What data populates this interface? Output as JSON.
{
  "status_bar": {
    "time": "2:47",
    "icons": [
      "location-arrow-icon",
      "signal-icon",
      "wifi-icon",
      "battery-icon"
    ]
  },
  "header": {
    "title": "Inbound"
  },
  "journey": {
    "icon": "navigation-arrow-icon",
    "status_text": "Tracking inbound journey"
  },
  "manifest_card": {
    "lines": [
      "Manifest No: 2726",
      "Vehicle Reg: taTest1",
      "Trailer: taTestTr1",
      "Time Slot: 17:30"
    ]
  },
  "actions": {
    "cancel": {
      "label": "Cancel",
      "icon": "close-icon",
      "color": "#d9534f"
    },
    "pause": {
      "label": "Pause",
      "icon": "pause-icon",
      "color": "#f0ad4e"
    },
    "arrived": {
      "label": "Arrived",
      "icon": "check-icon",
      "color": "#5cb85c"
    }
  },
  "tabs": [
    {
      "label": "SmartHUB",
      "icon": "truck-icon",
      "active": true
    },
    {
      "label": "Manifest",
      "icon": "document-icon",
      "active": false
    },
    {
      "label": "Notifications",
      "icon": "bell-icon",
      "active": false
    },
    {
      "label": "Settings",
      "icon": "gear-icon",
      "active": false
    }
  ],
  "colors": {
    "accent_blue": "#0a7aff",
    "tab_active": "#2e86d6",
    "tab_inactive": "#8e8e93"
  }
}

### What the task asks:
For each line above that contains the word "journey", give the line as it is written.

### Answer section:
  "journey": {
    "status_text": "Tracking inbound journey"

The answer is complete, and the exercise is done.